The world is undergoing a significant change in how decisions are made and implemented, and, processes are completed. Historically, decisions were influenced by factors such as experience, organizational politics, external realities, priorities, constraints, risk, and education. With the advent of Artificial Intelligence (AI), the internet of things producing a deluge of real time data, real time metrics, virtual teams, and, bots (software) that can perform processes on our behalf, are we witnessing the end of organizational decision making involving insights (drawn from experience), creativity, and innovation? Is it possible we will see a day in which bots make and implement all business decisions?
In my conversations with MBA students in a wide variety of industries the impact of technology on decision making is a keen topic of interest. Since AI hasn’t taken over decision making yet, decision making is evolving to merge domain theories (for example, marketing or finance theories and concepts), insights drawn from experience, real time data, humanistic perspectives along with social good priorities such as ethics and the environment.

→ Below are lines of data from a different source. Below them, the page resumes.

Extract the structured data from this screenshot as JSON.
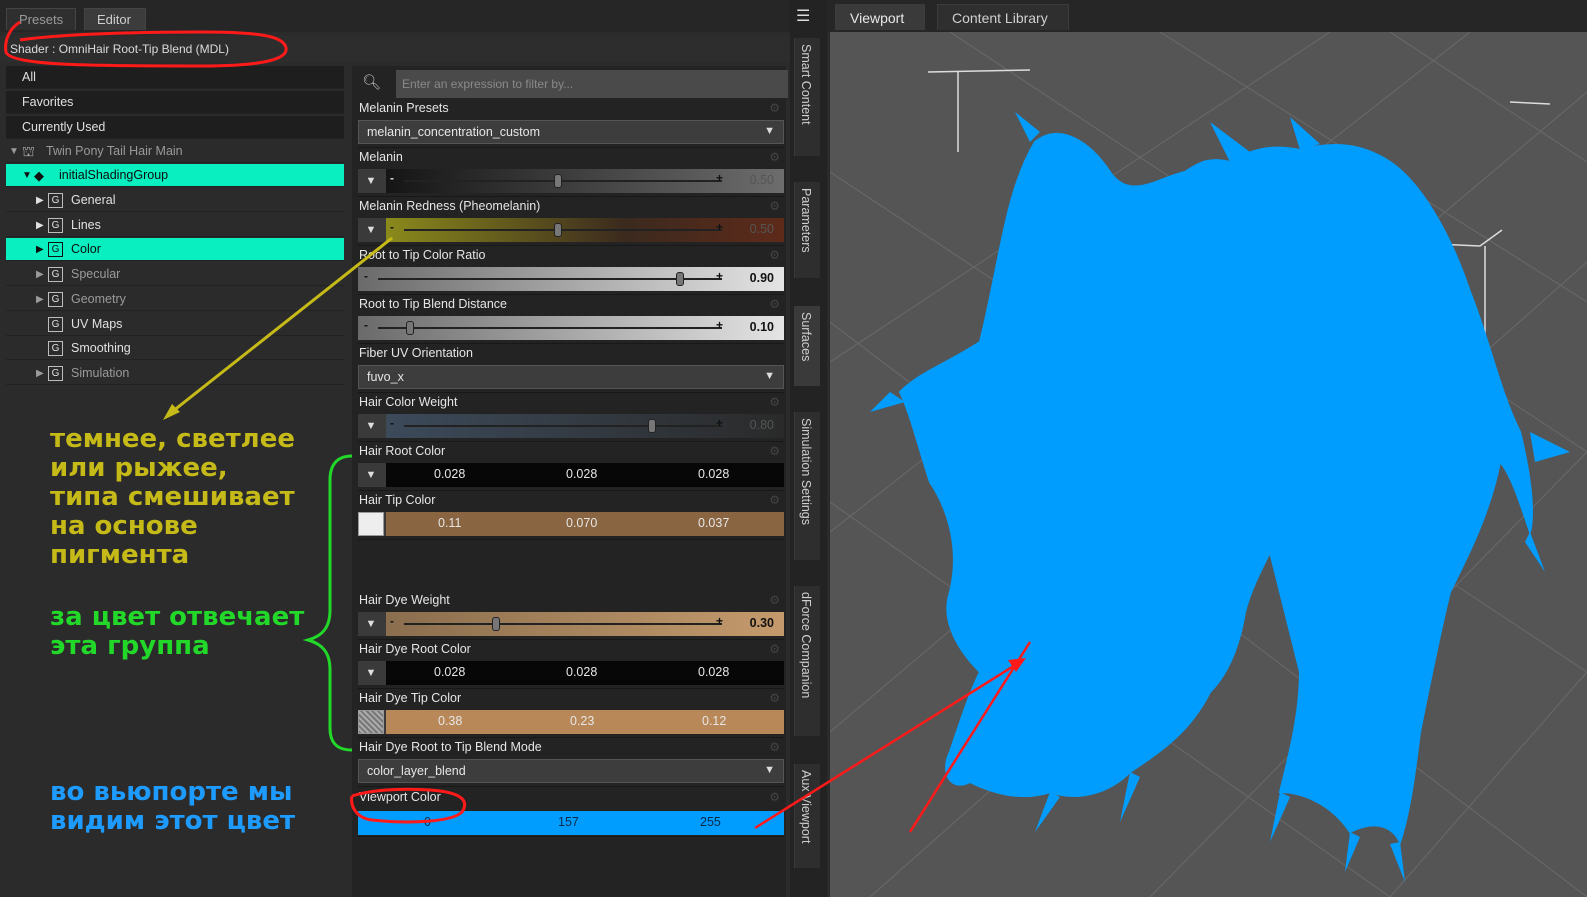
{
  "tabs": {
    "presets": "Presets",
    "editor": "Editor"
  },
  "shader": "Shader :  OmniHair Root-Tip Blend (MDL)",
  "tree": {
    "all": "All",
    "favorites": "Favorites",
    "currently_used": "Currently Used",
    "figure": "Twin Pony Tail Hair Main",
    "group": "initialShadingGroup",
    "items": [
      {
        "label": "General",
        "expandable": true,
        "dim": false,
        "selected": false
      },
      {
        "label": "Lines",
        "expandable": true,
        "dim": false,
        "selected": false
      },
      {
        "label": "Color",
        "expandable": true,
        "dim": false,
        "selected": true
      },
      {
        "label": "Specular",
        "expandable": true,
        "dim": true,
        "selected": false
      },
      {
        "label": "Geometry",
        "expandable": true,
        "dim": true,
        "selected": false
      },
      {
        "label": "UV Maps",
        "expandable": false,
        "dim": false,
        "selected": false
      },
      {
        "label": "Smoothing",
        "expandable": false,
        "dim": false,
        "selected": false
      },
      {
        "label": "Simulation",
        "expandable": true,
        "dim": true,
        "selected": false
      }
    ],
    "group_icon_letter": "G"
  },
  "filter_placeholder": "Enter an expression to filter by...",
  "params": {
    "melanin_presets": {
      "label": "Melanin Presets",
      "value": "melanin_concentration_custom"
    },
    "melanin": {
      "label": "Melanin",
      "value": "0.50"
    },
    "melanin_redness": {
      "label": "Melanin Redness (Pheomelanin)",
      "value": "0.50"
    },
    "root_tip_ratio": {
      "label": "Root to Tip Color Ratio",
      "value": "0.90"
    },
    "root_tip_distance": {
      "label": "Root to Tip Blend Distance",
      "value": "0.10"
    },
    "fiber_uv": {
      "label": "Fiber UV Orientation",
      "value": "fuvo_x"
    },
    "hair_color_weight": {
      "label": "Hair Color Weight",
      "value": "0.80"
    },
    "hair_root_color": {
      "label": "Hair Root Color",
      "r": "0.028",
      "g": "0.028",
      "b": "0.028"
    },
    "hair_tip_color": {
      "label": "Hair Tip Color",
      "r": "0.11",
      "g": "0.070",
      "b": "0.037"
    },
    "hair_dye_weight": {
      "label": "Hair Dye Weight",
      "value": "0.30"
    },
    "hair_dye_root_color": {
      "label": "Hair Dye Root Color",
      "r": "0.028",
      "g": "0.028",
      "b": "0.028"
    },
    "hair_dye_tip_color": {
      "label": "Hair Dye Tip Color",
      "r": "0.38",
      "g": "0.23",
      "b": "0.12"
    },
    "blend_mode": {
      "label": "Hair Dye Root to Tip Blend Mode",
      "value": "color_layer_blend"
    },
    "viewport_color": {
      "label": "Viewport Color",
      "r": "0",
      "g": "157",
      "b": "255"
    }
  },
  "notes": {
    "yellow": "темнее, светлее\nили рыжее,\nтипа смешивает\nна основе\nпигмента",
    "green": "за цвет отвечает\nэта группа",
    "blue": "во вьюпорте мы\nвидим этот цвет"
  },
  "dock_tabs": [
    "Smart Content",
    "Parameters",
    "Surfaces",
    "Simulation Settings",
    "dForce Companion",
    "Aux Viewport"
  ],
  "viewport_tabs": {
    "viewport": "Viewport",
    "content_library": "Content Library"
  },
  "colors": {
    "selection": "#0aefc0",
    "hair_viewport": "#009dff",
    "annotation_red": "#ff1a1a",
    "annotation_yellow": "#c6ba18",
    "annotation_green": "#22d829",
    "annotation_blue": "#1e9bff",
    "hair_tip_swatch": "#8a6542",
    "hair_dye_tip_swatch": "#b88858"
  }
}
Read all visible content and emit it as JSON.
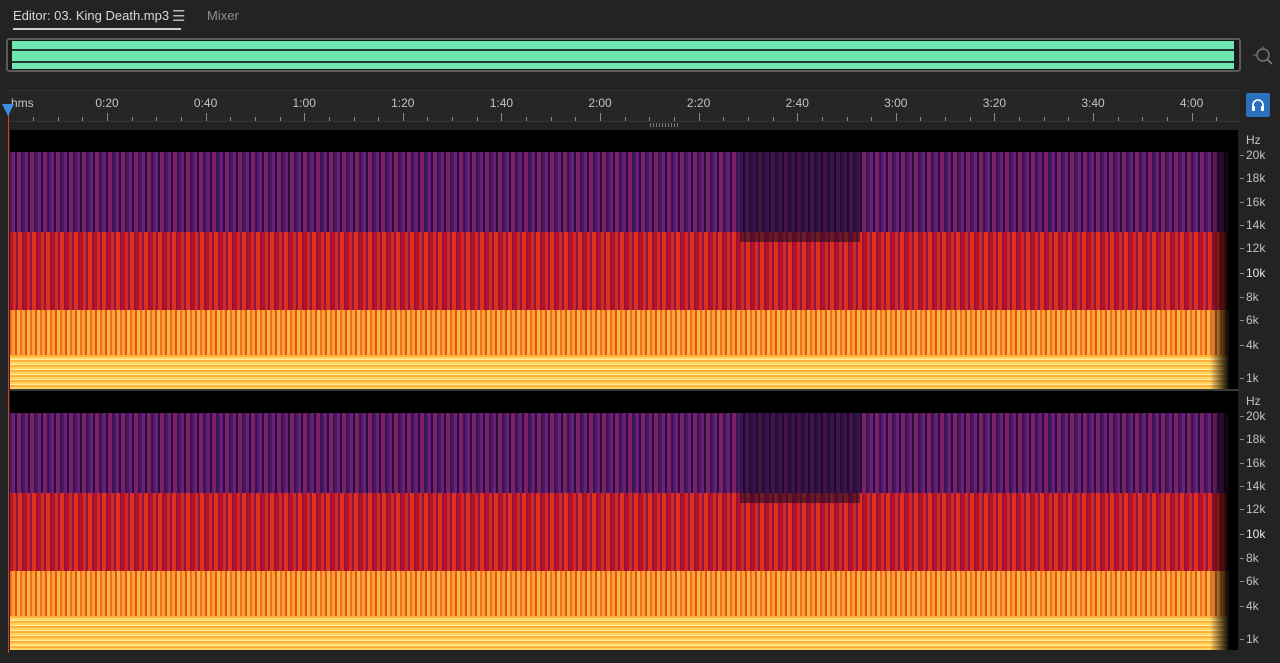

Perhaps it’s the mash up of theories, data and experience that leads to creativity and innovation? For many people, they need to form a system level understanding of how data, theories and experience along with implementation realities interact as a foundation for making their insights, observations and conclusions. In other words, they need a deep or “gut” level understanding before their mind has that desired creative burst resulting in an insight. This gut level understanding can be derived in a variety of ways, for example, learning many different theories, ideas and perspectives or investigating problems and solutions that are done in other fields, for example, accountants learning about the issues and solutions that lawyers have. Another way is through structured business cases. Cases are time compressed experiences but have a limitation in that they tend to have only one decision point and not a series of integrated decision points where the choice of one decision impacts the possibilities of the next decision. However, simulations do have this potential, in addition, simulations can combine the humanistic and people issues in the decision environment. Creating such simulations is an area of interest of mine and why I co-founded experientialsimulations.com as a mechanism to give students that “gut” level of understanding of topics such as project management and entrepreneurship. Until the day that we need to pay homage to our robot overlords, I see a continuing potential for human creativity derived from mashing data, theories and experience gained from real world and simulated activities.